● PROBLEM DETAILS
Set the records down again in full, with every word kept.

● EXCERPTED RECORDS
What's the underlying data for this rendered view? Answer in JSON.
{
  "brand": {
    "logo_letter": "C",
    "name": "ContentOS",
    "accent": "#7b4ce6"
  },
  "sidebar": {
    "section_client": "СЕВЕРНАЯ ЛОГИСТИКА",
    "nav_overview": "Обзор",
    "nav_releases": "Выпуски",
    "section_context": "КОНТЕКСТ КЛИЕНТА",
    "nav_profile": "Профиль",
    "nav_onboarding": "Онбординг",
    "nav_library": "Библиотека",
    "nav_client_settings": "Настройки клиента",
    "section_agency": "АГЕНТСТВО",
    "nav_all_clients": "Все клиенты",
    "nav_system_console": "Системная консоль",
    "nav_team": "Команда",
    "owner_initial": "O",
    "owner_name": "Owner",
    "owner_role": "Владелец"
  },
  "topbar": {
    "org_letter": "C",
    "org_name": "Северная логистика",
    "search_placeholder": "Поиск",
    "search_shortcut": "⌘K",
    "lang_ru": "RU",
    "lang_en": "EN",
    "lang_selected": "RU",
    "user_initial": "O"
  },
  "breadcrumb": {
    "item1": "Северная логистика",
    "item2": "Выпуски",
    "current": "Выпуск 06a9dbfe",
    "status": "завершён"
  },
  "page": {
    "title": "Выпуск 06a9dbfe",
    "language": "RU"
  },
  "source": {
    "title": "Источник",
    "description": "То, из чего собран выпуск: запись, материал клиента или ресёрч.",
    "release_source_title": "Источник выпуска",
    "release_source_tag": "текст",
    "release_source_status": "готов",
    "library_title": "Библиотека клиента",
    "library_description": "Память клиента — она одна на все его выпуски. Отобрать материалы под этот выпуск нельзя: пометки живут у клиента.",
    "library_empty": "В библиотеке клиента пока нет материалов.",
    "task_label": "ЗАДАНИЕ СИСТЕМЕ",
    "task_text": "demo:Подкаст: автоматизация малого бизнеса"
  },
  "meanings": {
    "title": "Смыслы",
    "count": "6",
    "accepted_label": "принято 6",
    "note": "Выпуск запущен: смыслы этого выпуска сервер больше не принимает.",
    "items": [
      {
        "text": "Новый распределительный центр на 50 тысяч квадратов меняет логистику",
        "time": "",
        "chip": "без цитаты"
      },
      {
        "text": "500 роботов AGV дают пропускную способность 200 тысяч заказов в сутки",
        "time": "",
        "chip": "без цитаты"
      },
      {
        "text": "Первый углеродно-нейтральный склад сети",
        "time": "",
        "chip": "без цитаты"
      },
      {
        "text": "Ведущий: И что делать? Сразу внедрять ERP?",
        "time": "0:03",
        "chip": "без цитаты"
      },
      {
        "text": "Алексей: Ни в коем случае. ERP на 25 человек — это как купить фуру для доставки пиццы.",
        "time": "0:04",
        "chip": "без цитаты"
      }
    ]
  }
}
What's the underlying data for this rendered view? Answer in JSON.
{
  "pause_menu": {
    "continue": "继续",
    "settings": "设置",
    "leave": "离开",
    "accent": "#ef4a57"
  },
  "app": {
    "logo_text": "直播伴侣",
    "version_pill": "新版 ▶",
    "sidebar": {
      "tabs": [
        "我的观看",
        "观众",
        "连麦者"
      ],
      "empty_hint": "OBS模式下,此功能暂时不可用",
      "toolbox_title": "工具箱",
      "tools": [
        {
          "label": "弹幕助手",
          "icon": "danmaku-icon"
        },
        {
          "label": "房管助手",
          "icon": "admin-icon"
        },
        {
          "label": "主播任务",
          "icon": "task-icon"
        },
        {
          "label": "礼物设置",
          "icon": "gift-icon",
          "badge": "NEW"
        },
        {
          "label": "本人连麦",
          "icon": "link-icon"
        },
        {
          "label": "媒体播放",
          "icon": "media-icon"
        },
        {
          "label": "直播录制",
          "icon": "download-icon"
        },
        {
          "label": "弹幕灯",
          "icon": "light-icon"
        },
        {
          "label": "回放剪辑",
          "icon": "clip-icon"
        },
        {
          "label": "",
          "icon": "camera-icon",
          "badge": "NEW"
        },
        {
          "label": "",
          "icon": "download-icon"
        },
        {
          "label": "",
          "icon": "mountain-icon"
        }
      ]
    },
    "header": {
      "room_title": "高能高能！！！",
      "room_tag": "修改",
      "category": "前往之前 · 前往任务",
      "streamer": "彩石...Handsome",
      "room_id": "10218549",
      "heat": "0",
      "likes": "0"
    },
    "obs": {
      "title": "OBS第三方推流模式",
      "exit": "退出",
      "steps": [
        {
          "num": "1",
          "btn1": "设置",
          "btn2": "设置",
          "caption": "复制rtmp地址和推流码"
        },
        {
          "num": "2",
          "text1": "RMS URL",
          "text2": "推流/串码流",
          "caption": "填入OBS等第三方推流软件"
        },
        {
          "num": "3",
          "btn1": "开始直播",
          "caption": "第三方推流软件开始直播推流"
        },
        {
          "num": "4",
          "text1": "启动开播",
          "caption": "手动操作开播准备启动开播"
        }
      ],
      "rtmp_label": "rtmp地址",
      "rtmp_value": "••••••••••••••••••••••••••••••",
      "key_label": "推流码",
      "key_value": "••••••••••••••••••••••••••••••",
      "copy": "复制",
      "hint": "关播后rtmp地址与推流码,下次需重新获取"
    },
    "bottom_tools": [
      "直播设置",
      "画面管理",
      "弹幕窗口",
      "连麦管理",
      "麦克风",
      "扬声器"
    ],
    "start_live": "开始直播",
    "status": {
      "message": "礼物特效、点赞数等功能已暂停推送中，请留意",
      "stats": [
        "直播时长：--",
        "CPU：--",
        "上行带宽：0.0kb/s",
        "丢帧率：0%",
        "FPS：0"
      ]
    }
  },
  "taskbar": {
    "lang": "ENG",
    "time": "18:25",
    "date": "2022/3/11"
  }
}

● YOUR RESPONSE
What's the underlying data for this rendered view? Answer in JSON.
{
  "brand": {
    "logo_letter": "C",
    "name": "ContentOS",
    "accent": "#7b4ce6"
  },
  "sidebar": {
    "section_client": "СЕВЕРНАЯ ЛОГИСТИКА",
    "nav_overview": "Обзор",
    "nav_releases": "Выпуски",
    "section_context": "КОНТЕКСТ КЛИЕНТА",
    "nav_profile": "Профиль",
    "nav_onboarding": "Онбординг",
    "nav_library": "Библиотека",
    "nav_client_settings": "Настройки клиента",
    "section_agency": "АГЕНТСТВО",
    "nav_all_clients": "Все клиенты",
    "nav_system_console": "Системная консоль",
    "nav_team": "Команда",
    "owner_initial": "O",
    "owner_name": "Owner",
    "owner_role": "Владелец"
  },
  "topbar": {
    "org_letter": "C",
    "org_name": "Северная логистика",
    "search_placeholder": "Поиск",
    "search_shortcut": "⌘K",
    "lang_ru": "RU",
    "lang_en": "EN",
    "lang_selected": "RU",
    "user_initial": "O"
  },
  "breadcrumb": {
    "item1": "Северная логистика",
    "item2": "Выпуски",
    "current": "Выпуск 06a9dbfe",
    "status": "завершён"
  },
  "page": {
    "title": "Выпуск 06a9dbfe",
    "language": "RU"
  },
  "source": {
    "title": "Источник",
    "description": "То, из чего собран выпуск: запись, материал клиента или ресёрч.",
    "release_source_title": "Источник выпуска",
    "release_source_tag": "текст",
    "release_source_status": "готов",
    "library_title": "Библиотека клиента",
    "library_description": "Память клиента — она одна на все его выпуски. Отобрать материалы под этот выпуск нельзя: пометки живут у клиента.",
    "library_empty": "В библиотеке клиента пока нет материалов.",
    "task_label": "ЗАДАНИЕ СИСТЕМЕ",
    "task_text": "demo:Подкаст: автоматизация малого бизнеса"
  },
  "meanings": {
    "title": "Смыслы",
    "count": "6",
    "accepted_label": "принято 6",
    "note": "Выпуск запущен: смыслы этого выпуска сервер больше не принимает.",
    "items": [
      {
        "text": "Новый распределительный центр на 50 тысяч квадратов меняет логистику",
        "time": "",
        "chip": "без цитаты"
      },
      {
        "text": "500 роботов AGV дают пропускную способность 200 тысяч заказов в сутки",
        "time": "",
        "chip": "без цитаты"
      },
      {
        "text": "Первый углеродно-нейтральный склад сети",
        "time": "",
        "chip": "без цитаты"
      },
      {
        "text": "Ведущий: И что делать? Сразу внедрять ERP?",
        "time": "0:03",
        "chip": "без цитаты"
      },
      {
        "text": "Алексей: Ни в коем случае. ERP на 25 человек — это как купить фуру для доставки пиццы.",
        "time": "0:04",
        "chip": "без цитаты"
      }
    ]
  }
}
What's the underlying data for this rendered view? Answer in JSON.
{
  "pause_menu": {
    "continue": "继续",
    "settings": "设置",
    "leave": "离开",
    "accent": "#ef4a57"
  },
  "app": {
    "logo_text": "直播伴侣",
    "version_pill": "新版 ▶",
    "sidebar": {
      "tabs": [
        "我的观看",
        "观众",
        "连麦者"
      ],
      "empty_hint": "OBS模式下,此功能暂时不可用",
      "toolbox_title": "工具箱",
      "tools": [
        {
          "label": "弹幕助手",
          "icon": "danmaku-icon"
        },
        {
          "label": "房管助手",
          "icon": "admin-icon"
        },
        {
          "label": "主播任务",
          "icon": "task-icon"
        },
        {
          "label": "礼物设置",
          "icon": "gift-icon",
          "badge": "NEW"
        },
        {
          "label": "本人连麦",
          "icon": "link-icon"
        },
        {
          "label": "媒体播放",
          "icon": "media-icon"
        },
        {
          "label": "直播录制",
          "icon": "download-icon"
        },
        {
          "label": "弹幕灯",
          "icon": "light-icon"
        },
        {
          "label": "回放剪辑",
          "icon": "clip-icon"
        },
        {
          "label": "",
          "icon": "camera-icon",
          "badge": "NEW"
        },
        {
          "label": "",
          "icon": "download-icon"
        },
        {
          "label": "",
          "icon": "mountain-icon"
        }
      ]
    },
    "header": {
      "room_title": "高能高能！！！",
      "room_tag": "修改",
      "category": "前往之前 · 前往任务",
      "streamer": "彩石...Handsome",
      "room_id": "10218549",
      "heat": "0",
      "likes": "0"
    },
    "obs": {
      "title": "OBS第三方推流模式",
      "exit": "退出",
      "steps": [
        {
          "num": "1",
          "btn1": "设置",
          "btn2": "设置",
          "caption": "复制rtmp地址和推流码"
        },
        {
          "num": "2",
          "text1": "RMS URL",
          "text2": "推流/串码流",
          "caption": "填入OBS等第三方推流软件"
        },
        {
          "num": "3",
          "btn1": "开始直播",
          "caption": "第三方推流软件开始直播推流"
        },
        {
          "num": "4",
          "text1": "启动开播",
          "caption": "手动操作开播准备启动开播"
        }
      ],
      "rtmp_label": "rtmp地址",
      "rtmp_value": "••••••••••••••••••••••••••••••",
      "key_label": "推流码",
      "key_value": "••••••••••••••••••••••••••••••",
      "copy": "复制",
      "hint": "关播后rtmp地址与推流码,下次需重新获取"
    },
    "bottom_tools": [
      "直播设置",
      "画面管理",
      "弹幕窗口",
      "连麦管理",
      "麦克风",
      "扬声器"
    ],
    "start_live": "开始直播",
    "status": {
      "message": "礼物特效、点赞数等功能已暂停推送中，请留意",
      "stats": [
        "直播时长：--",
        "CPU：--",
        "上行带宽：0.0kb/s",
        "丢帧率：0%",
        "FPS：0"
      ]
    }
  },
  "taskbar": {
    "lang": "ENG",
    "time": "18:25",
    "date": "2022/3/11"
  }
}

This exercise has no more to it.